Q: A few months ago, my colleagues and I got a new manager who makes our lives a living hell. “Kristen” has no management experience and nitpicks everything we do. She gets angry about small stuff and talks to us like we’re in third grade. She has also allowed the office to get disgustingly filthy.
As a supervisor, Kristen is supposed to divide her time between doing administrative work and serving customers. However, she has started leaving several hours early every day without doing any customer service. Since she prepares the payroll, she continues to pay herself for complete workdays.
We would like to report Kristen for falsifying records, but we’re concerned about losing our jobs. Although our small business was recently purchased by a very large company, Kristen will still be our manager. How should we handle this?
A: Complaining about the boss is always risky, so you must weigh the benefits of informing against the possible cost. Fortunately, the recent acquisition may provide a solution. Virtually every large company has a human resources department, so your new HR manager could be the ideal audience for this information.
If you take this step, present your case as a group, since that will increase the impact while reducing the risk. Airing a long list of grievances might cause management to question your motives, so focus only on the payroll issue without mentioning Kristen’s annoying habits. Before making this report, get assurances that your identities will be kept confidential.
But if a personal presentation might threaten your job security, another option is to send an anonymous account of Kristen’s inaccurate record-keeping. While nameless complaints about interpersonal issues are typically disregarded, descriptions of financial wrongdoing are much more likely to be investigated.
Q: Shortly after accepting a new management position, I heard rumors that one staff member, “Molly,” is concerned about working for me. In my last job with this company, I was thrown into managing a retail store during the holiday season. Because I was still learning the ropes, everything was complete chaos. Unfortunately, Molly worked there for a few months.

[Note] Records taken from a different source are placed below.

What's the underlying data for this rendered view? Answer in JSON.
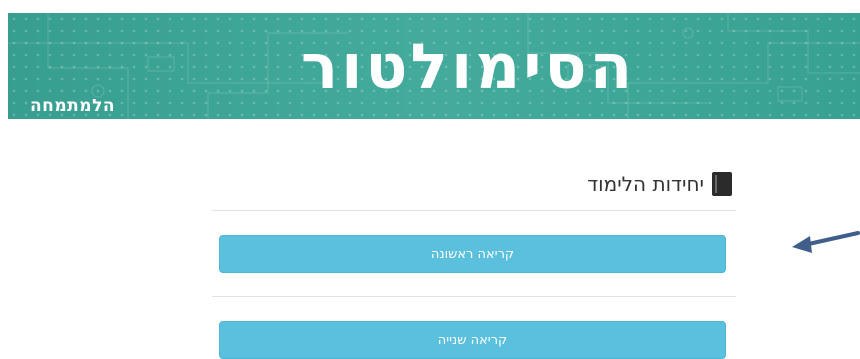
{
  "banner": {
    "title": "הסימולטור",
    "brand": "הלמתמחה"
  },
  "section": {
    "heading": "יחידות הלימוד",
    "icon": "book-icon",
    "units": [
      "קריאה ראשונה",
      "קריאה שנייה"
    ]
  },
  "colors": {
    "banner": "#3aa797",
    "button": "#5bc0de",
    "arrow": "#3f5f8a"
  }
}
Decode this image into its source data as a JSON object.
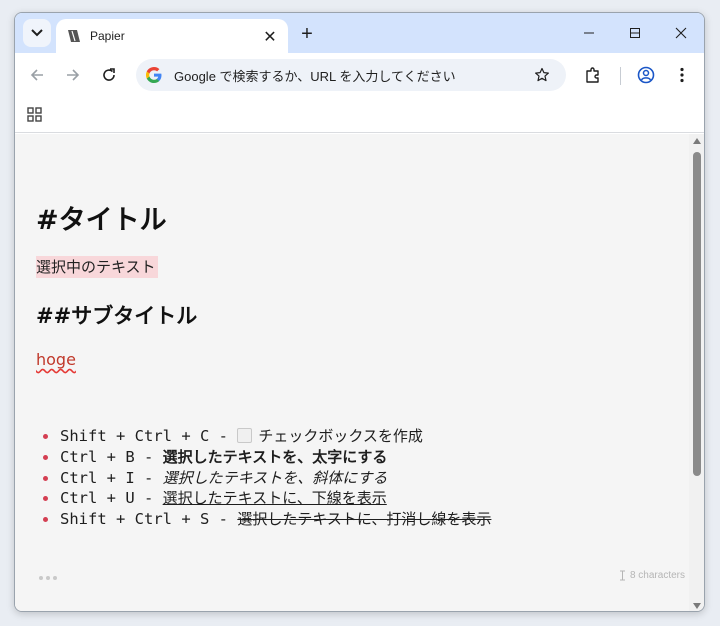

Since that time, I have become a much better manager. However, Molly has apparently told other employees about her previous bad experience with me. I’m concerned she may decide to leave and encourage others to do the same. How can I convince her to stay?
A: Considering that this is grapevine information, you don’t want to overreact, but you shouldn’t ignore the warning either. Instead of dwelling on earlier unpleasantness, try using the previous episode as a springboard to discussing the present.
For example: “Molly, I’m really pleased that you’re here, because I was impressed when we worked together before. That holiday season was a crazy time for me, since I had just joined the company. Fortunately, I’ve learned a lot since then. I’m looking forward to working with you again and would certainly like to hear any suggestions you may have.”
Your goal is to briefly acknowledge past issues while taking steps to establish positive, open communication. Since Molly only knew you for a short time, changing her opinion should not be too difficult.
Marie G. McIntyre is a workplace coach and the author of “Secrets to Winning at Office Politics.” Send in questions and get free coaching tips at yourofficecoach.com, or follow her on Twitter @officecoach.